The fight against climate change will go on well after the lights are turned back on. Following are seven global landmarks that walk the walk on energy efficiency.

Burj Khalifa, Dubai

Burj Khalifa

The world's tallest building's commitment to energy efficiency extends beyond shutting off the lights on Saturday. Developer Emaar Properties uses solar power for the bulk of its water-heating requirements for Burj Khalifa's tenants. Nearly 37,000 gallons of water are heated daily, and solar power brings energy savings of 690 megawatt hours annually.

Empire State Building

The Empire State Building, where financial advisory firm Capco signed for 26K SF this week.

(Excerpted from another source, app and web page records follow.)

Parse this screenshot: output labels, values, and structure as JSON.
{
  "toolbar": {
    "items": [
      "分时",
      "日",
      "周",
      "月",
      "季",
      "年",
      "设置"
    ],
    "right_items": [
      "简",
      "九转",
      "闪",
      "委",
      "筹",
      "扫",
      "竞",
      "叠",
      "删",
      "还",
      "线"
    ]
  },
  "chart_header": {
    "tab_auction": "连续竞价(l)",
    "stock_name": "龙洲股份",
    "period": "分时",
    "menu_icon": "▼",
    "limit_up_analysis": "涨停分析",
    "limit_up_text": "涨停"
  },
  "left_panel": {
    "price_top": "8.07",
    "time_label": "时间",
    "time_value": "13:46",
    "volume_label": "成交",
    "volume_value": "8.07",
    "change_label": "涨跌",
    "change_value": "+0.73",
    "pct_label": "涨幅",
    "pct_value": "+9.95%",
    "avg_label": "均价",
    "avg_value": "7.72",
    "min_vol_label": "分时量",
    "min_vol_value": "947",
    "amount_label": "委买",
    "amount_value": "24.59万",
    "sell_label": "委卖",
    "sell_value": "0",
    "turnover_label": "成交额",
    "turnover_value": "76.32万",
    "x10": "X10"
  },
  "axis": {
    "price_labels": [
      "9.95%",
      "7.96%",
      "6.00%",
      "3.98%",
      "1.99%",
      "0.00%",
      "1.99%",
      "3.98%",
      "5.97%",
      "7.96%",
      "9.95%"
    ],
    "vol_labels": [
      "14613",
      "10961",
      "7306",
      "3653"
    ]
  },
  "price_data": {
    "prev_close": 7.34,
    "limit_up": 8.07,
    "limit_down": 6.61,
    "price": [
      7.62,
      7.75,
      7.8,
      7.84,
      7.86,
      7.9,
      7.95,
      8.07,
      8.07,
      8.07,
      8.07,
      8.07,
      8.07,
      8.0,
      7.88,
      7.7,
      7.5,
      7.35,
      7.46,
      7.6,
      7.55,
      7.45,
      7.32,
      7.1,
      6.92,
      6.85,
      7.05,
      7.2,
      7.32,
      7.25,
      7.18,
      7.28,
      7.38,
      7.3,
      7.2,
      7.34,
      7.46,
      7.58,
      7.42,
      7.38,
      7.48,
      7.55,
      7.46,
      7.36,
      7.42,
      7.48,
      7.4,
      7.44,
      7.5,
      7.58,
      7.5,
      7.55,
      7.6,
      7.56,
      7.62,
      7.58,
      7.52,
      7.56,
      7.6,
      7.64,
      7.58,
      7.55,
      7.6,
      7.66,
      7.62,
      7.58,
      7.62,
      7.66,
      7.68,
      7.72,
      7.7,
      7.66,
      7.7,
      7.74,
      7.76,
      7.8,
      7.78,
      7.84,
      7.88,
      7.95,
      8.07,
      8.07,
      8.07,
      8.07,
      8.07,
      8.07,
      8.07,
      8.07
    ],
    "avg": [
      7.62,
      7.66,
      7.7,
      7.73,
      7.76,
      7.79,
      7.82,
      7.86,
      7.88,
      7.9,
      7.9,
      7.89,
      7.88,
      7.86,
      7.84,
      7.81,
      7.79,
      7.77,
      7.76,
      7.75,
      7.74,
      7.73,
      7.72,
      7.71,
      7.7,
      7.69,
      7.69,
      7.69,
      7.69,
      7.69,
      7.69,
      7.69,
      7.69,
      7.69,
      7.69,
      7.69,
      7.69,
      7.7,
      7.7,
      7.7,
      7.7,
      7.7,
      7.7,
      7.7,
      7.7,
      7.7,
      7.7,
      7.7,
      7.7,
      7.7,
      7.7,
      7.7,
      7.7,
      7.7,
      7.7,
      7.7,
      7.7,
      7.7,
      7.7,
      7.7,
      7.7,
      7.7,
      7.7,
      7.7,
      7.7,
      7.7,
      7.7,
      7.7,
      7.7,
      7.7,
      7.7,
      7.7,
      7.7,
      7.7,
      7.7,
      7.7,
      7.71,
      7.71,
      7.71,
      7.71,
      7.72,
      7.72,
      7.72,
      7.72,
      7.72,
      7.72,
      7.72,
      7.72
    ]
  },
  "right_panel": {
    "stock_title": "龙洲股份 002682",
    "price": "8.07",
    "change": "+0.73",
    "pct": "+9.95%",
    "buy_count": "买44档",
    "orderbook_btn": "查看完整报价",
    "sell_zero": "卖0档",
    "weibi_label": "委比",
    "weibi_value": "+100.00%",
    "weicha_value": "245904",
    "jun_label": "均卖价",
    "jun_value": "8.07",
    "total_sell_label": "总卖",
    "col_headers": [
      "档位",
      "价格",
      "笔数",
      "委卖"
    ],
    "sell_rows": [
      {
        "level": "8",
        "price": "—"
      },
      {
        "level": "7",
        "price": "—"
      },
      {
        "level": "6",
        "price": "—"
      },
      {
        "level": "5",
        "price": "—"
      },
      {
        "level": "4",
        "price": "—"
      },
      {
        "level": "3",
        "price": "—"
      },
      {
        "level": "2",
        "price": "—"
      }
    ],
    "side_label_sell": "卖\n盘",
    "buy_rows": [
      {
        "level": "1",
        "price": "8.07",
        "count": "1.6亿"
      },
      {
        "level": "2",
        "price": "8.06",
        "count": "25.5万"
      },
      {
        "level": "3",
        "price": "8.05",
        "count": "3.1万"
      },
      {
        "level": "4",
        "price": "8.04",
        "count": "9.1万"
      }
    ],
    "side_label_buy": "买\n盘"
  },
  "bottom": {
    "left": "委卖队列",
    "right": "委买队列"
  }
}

Still New York City's most iconic skyscraper, the Empire State Building launched a comprehensive retrofitting in 2009 that has to date saved ownership $7.5M in energy costs.

Beijing National Stadium

Beijing National Stadium aka the "Bird's Nest"

The 2008 Summer Olympics in Beijing had a green theme and the "Bird's Nest" was designed to meet LEED Gold standards. Architects designed the stadium's retractable roof to be translucent, allowing natural light to pass through. The stadium's temperature is controlled via advanced geothermal technology, by gathering hot and cold air from beneath the stadium's soil.

Space Needle, Seattle


Ownership announced a $100M renovation plan last year with a goal toward achieving LEED Silver certification. The renovations will be completed in September.

The Shard, London

The Shard (left) on London's South Bank, viewed from east of Tower Bridge

The 95-story London skyscraper's commitment to sustainability starts with power generation. The building is equipped with a natural gas-fueled heat and power plant that produces 1.131 megawatts of electricity and 1.199 MW of hot water. This also lowers the Shard's overall carbon emissions footprint. 

Willis Tower, Chicago

Willis Tower

Chicago's tallest building recently attained the Environmental Protection Agency's Energy Star certification as part of its $500M renovation plan, making it the largest office building ever to receive the designation.

Taipei 101, Taiwan

Taipei 101

Taipei 101 achieved LEED Platinum certification in 2011. Building automation and energy efficiency were optimized to reduce electricity usage at the 1,441-foot-tall building by 10% and a 30% reduction in energy usage.